*** Opening of Data extract ***

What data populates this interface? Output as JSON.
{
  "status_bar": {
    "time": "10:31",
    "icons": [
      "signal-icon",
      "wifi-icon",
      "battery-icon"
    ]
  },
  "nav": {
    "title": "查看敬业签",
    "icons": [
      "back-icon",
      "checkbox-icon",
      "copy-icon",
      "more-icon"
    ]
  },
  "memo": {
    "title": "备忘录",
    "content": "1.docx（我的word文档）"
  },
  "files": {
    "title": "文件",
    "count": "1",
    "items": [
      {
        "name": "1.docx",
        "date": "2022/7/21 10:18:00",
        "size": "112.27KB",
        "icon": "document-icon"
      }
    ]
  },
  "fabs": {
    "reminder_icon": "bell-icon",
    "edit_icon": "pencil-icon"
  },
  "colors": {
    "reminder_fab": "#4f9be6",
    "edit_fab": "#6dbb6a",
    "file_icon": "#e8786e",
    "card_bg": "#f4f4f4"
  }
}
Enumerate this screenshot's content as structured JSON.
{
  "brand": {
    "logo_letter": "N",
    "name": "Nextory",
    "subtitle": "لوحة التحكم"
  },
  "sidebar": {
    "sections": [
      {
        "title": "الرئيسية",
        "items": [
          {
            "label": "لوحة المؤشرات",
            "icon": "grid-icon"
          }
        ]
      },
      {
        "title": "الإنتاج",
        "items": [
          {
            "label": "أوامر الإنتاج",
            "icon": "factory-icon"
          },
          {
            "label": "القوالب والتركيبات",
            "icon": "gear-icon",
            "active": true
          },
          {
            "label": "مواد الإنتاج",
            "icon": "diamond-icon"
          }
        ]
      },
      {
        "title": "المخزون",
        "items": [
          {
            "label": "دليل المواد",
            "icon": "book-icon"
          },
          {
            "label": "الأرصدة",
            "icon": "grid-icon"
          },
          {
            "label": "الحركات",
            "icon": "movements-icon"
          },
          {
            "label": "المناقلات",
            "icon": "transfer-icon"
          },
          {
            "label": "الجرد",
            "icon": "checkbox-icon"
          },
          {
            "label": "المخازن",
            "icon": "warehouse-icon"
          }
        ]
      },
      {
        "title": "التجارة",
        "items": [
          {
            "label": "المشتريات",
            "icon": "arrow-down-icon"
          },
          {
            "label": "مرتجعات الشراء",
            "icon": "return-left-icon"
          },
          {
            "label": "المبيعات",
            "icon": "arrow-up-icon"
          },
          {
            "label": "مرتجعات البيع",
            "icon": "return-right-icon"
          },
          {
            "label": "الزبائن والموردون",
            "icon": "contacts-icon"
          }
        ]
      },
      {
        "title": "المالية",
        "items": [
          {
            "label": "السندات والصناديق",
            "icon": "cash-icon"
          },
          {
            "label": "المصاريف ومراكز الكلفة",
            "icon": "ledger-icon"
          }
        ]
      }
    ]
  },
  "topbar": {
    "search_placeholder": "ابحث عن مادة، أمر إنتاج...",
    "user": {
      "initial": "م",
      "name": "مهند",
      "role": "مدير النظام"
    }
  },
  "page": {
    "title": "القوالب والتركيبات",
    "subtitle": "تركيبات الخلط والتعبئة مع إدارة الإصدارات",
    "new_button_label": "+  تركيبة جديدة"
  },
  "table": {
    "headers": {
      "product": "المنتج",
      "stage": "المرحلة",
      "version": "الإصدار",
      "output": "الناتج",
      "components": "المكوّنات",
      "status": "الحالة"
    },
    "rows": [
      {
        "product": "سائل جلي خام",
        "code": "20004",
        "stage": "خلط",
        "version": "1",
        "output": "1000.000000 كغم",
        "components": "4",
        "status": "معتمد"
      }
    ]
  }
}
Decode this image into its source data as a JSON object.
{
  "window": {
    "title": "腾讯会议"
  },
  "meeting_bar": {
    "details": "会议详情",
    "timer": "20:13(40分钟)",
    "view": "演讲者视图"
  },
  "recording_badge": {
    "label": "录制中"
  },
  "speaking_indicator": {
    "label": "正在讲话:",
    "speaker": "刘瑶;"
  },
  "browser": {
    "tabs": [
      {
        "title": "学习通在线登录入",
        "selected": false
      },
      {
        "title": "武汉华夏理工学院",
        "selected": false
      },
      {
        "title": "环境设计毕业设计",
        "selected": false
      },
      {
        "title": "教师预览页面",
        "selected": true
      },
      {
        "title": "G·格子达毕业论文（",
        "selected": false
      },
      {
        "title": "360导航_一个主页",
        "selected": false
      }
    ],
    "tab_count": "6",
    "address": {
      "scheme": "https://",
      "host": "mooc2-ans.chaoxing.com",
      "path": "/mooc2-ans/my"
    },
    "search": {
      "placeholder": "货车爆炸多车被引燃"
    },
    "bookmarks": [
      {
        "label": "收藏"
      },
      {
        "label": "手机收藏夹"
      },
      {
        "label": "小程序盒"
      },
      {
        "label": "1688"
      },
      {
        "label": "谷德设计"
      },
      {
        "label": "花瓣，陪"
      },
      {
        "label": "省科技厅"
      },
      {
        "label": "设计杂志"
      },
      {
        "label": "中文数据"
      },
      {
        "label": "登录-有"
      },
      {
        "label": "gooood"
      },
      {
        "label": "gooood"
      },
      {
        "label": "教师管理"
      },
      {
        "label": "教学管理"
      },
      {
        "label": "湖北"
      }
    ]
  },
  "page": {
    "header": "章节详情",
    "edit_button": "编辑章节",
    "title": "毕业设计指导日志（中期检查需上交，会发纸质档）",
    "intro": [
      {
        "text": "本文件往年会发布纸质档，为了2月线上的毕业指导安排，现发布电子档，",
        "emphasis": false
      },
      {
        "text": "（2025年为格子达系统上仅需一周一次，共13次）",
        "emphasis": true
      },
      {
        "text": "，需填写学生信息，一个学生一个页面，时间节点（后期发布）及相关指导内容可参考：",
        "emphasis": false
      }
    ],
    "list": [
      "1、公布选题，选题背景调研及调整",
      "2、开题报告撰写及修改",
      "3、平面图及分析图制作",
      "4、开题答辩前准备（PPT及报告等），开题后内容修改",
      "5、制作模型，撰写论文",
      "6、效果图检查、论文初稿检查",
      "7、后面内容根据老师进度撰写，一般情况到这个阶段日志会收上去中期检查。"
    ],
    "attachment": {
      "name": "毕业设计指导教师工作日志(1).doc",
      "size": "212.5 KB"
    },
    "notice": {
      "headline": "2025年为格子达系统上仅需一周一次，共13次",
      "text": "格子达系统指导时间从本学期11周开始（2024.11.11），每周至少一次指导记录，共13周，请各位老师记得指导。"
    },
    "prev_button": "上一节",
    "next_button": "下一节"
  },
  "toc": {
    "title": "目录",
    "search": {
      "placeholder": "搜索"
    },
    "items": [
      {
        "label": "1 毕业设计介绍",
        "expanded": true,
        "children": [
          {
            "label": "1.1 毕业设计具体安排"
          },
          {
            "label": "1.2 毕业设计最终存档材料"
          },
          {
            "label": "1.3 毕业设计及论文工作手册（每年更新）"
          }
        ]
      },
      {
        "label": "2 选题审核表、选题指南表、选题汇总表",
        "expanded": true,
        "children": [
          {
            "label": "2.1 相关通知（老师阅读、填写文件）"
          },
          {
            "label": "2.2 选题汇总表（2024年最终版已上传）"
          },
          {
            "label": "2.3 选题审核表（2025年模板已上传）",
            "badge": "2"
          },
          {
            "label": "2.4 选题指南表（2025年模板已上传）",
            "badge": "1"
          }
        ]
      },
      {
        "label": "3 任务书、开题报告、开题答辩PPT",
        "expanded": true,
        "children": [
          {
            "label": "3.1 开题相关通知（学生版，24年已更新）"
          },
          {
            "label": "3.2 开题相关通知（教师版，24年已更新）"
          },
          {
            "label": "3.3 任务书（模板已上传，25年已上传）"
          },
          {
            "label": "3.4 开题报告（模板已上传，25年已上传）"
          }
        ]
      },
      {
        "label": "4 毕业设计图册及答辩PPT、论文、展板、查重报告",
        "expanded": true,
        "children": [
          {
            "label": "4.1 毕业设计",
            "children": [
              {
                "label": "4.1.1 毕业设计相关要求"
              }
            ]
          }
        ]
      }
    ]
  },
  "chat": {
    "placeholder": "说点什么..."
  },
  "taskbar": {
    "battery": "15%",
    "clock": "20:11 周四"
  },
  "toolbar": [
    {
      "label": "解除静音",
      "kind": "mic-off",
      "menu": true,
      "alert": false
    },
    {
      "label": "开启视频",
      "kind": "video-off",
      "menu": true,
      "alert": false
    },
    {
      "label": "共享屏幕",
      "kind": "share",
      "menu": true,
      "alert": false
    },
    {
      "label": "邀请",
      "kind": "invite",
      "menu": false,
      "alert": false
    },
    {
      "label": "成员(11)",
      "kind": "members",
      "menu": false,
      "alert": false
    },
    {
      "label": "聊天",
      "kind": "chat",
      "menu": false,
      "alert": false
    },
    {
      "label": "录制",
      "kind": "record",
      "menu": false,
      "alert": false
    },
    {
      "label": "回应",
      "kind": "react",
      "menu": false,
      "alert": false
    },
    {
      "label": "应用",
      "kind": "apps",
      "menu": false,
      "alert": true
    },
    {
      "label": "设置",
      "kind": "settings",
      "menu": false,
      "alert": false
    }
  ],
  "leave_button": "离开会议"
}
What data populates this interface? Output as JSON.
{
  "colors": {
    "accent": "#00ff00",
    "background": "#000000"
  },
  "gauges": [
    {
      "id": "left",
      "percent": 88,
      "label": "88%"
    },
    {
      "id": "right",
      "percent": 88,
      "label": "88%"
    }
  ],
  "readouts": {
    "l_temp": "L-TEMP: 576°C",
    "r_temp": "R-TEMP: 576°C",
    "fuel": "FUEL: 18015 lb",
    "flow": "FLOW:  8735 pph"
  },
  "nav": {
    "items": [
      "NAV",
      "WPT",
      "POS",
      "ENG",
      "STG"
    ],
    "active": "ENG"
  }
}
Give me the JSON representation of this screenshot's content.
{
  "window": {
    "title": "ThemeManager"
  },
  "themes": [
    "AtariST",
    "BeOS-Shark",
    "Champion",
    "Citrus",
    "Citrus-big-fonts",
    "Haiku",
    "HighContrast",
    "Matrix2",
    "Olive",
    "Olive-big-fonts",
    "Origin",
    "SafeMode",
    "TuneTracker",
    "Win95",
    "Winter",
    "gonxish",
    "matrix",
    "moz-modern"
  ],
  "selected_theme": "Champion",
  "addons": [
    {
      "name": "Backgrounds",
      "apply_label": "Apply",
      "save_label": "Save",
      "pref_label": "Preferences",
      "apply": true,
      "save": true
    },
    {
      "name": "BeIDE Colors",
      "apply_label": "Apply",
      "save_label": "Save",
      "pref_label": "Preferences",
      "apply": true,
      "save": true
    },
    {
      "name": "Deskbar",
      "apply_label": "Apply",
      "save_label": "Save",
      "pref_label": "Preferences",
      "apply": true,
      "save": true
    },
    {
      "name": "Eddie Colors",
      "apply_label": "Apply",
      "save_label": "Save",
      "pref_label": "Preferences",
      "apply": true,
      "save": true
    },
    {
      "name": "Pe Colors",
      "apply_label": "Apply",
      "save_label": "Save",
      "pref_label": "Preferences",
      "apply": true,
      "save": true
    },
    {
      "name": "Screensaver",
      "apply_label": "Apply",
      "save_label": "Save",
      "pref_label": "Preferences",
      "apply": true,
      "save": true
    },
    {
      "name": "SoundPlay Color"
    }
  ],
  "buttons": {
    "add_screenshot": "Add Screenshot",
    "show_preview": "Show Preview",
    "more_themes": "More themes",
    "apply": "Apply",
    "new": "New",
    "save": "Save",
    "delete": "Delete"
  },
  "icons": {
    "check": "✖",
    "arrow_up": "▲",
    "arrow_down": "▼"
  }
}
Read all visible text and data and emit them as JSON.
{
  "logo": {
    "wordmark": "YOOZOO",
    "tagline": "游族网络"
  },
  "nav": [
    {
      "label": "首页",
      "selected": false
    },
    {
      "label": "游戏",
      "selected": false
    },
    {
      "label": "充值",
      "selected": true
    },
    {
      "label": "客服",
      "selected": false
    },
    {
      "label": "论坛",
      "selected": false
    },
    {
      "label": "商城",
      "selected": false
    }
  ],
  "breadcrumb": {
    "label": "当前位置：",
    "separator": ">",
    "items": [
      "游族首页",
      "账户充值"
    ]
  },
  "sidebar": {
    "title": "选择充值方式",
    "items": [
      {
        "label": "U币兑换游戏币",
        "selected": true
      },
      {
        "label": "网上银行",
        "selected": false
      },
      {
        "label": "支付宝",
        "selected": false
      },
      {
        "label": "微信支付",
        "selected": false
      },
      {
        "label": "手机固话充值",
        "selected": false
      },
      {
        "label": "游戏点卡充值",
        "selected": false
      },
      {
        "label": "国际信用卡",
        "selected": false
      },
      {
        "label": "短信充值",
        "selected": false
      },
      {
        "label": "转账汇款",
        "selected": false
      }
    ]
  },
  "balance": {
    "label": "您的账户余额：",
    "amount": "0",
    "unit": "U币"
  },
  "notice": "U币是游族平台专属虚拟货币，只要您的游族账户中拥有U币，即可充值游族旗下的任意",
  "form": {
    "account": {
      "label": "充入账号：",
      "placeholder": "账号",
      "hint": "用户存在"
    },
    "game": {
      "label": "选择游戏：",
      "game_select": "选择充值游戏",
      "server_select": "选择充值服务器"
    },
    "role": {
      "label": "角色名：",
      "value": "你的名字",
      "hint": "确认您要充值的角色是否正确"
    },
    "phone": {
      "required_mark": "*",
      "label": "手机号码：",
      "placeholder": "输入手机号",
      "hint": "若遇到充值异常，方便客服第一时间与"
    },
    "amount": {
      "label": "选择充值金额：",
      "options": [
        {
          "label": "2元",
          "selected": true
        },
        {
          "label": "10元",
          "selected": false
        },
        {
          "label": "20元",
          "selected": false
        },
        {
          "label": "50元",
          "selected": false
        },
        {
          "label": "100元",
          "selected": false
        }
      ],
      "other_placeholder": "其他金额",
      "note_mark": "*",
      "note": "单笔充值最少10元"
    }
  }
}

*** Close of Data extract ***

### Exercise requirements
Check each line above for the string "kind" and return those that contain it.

### Task output
      "kind": "mic-off",
      "kind": "video-off",
      "kind": "share",
      "kind": "invite",
      "kind": "members",
      "kind": "chat",
      "kind": "record",
      "kind": "react",
      "kind": "apps",
      "kind": "settings",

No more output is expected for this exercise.